620 is wonderful? Are you serious? That is pretty piss poor credit. 800 is wonderful.
There is no way 620 is average.
You simply need to bring your credit up. Personally I think you should wait, until you have more like 700 and a firm hand on living within your means.
- chatsplasLv 78 years ago
YES, and many want higher scores
The loan approval depends on the WHOLE package of you two: credit score, sufficient down payment, adequate income, low debtload, job stability, etc.
The MORE money you put down, the more likely you are to obtain loan approval. . . .the LESS you put down, the MORE you pay for the house over time, 3-9 times its purchase price
IMHO you should wait 6 months, saving for down payment and rebuilding your credit rating as it is below the bare minimum threshhold, and not yet "average".Source(s): real estate investor
- Anonymous8 years ago
A 620 is the minimum for a conventional, conforming mortgage, 580 is the minimum for FHA financing with 3.5% down and 500 is the minimum with 10% down. I'm sure people will give me a thumbs down because they have no idea what the actual guidelines are but I assure you that my information is correct. See HUD: http://portal.hud.gov/hudportal/HUD?src=/press/pre...
VA mortgages have no minimum credit score requirement at all so don't be misled. What you need is a licensed expert to help you and a mortgage broker instead of a bank that can find the financing that does exist. See: http://www.trulia.com/blog/gvd/2011/06/va_mortgage...

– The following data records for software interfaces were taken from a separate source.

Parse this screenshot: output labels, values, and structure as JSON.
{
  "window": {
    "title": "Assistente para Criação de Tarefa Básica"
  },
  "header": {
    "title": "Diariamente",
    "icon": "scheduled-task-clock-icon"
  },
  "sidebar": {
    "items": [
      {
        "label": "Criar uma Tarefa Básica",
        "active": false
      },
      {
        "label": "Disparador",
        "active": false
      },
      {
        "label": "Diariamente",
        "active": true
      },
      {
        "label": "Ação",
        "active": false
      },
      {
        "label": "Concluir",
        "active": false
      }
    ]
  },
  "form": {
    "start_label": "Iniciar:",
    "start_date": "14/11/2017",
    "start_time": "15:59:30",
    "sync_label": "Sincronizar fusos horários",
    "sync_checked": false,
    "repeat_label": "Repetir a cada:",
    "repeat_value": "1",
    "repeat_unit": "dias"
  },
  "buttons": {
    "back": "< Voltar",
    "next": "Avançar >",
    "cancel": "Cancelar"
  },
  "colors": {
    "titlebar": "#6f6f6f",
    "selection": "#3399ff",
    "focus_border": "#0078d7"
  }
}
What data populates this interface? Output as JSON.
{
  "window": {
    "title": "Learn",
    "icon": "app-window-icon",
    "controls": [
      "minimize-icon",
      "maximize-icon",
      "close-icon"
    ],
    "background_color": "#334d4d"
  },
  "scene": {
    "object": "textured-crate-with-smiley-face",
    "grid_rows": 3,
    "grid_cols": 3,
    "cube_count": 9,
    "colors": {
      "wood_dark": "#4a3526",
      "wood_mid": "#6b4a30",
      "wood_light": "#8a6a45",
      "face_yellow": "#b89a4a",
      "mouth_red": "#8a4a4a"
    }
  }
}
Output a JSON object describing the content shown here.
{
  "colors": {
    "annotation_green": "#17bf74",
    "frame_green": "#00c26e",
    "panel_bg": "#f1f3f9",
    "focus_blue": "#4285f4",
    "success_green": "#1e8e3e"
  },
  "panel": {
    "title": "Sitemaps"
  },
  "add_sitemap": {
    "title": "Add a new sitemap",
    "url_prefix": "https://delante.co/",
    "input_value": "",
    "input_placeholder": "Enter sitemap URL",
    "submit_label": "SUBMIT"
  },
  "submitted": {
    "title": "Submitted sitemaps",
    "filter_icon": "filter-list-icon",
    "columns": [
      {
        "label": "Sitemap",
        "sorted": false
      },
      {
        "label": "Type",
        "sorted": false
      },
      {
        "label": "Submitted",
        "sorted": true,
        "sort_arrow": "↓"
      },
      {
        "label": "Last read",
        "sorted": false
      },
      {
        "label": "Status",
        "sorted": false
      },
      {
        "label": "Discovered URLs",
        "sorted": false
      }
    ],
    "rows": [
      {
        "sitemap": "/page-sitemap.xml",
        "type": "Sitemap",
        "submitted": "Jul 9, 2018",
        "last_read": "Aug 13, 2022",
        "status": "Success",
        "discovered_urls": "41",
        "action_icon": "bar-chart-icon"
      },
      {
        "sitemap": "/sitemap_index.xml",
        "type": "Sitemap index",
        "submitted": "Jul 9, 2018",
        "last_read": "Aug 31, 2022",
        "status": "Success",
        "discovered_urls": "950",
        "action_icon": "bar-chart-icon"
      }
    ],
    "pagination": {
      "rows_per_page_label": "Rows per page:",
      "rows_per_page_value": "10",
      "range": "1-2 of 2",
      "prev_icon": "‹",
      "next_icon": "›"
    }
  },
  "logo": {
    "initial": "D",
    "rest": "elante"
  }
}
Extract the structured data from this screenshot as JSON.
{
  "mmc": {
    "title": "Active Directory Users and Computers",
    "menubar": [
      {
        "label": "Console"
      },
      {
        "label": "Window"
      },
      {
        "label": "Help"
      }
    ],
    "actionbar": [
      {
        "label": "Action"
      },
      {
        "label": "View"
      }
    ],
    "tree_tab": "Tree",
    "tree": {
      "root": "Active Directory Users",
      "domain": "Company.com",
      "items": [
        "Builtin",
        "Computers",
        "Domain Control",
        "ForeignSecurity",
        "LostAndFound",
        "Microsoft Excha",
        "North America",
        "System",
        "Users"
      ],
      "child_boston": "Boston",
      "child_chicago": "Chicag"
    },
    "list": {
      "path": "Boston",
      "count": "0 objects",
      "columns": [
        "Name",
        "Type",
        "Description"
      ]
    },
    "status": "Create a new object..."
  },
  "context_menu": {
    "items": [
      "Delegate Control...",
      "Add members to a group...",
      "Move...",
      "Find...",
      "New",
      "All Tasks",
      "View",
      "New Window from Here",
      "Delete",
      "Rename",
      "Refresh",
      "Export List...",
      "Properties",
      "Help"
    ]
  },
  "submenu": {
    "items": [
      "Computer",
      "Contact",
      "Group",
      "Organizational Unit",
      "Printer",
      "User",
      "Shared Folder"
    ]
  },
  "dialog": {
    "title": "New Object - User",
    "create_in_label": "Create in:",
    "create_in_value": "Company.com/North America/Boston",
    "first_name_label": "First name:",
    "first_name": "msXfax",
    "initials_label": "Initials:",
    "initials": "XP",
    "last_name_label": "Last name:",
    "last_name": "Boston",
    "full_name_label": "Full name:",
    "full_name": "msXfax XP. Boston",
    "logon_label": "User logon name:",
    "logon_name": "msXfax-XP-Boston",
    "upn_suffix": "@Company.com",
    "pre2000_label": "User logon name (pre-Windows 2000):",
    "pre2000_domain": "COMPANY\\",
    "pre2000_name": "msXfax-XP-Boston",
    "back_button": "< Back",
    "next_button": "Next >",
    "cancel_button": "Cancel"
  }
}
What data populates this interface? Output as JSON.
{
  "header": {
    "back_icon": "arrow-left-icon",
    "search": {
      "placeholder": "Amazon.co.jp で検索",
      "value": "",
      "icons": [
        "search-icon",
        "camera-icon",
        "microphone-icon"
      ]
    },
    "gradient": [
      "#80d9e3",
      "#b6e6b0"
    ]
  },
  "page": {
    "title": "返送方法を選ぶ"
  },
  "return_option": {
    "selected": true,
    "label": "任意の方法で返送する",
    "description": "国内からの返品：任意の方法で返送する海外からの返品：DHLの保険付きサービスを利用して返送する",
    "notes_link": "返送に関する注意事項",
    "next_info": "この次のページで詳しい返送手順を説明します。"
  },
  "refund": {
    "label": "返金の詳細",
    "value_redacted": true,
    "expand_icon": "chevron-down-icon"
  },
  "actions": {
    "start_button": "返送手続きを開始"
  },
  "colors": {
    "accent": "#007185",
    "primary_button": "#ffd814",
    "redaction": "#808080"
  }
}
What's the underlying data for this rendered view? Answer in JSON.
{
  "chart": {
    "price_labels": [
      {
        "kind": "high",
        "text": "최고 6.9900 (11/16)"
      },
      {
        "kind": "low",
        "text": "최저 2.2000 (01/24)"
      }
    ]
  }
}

A good broker will first show you how to raise your score to qualify for preferred financing and if that doesn't work, will properly advise you on how to proceed; go to http://FHAR.Net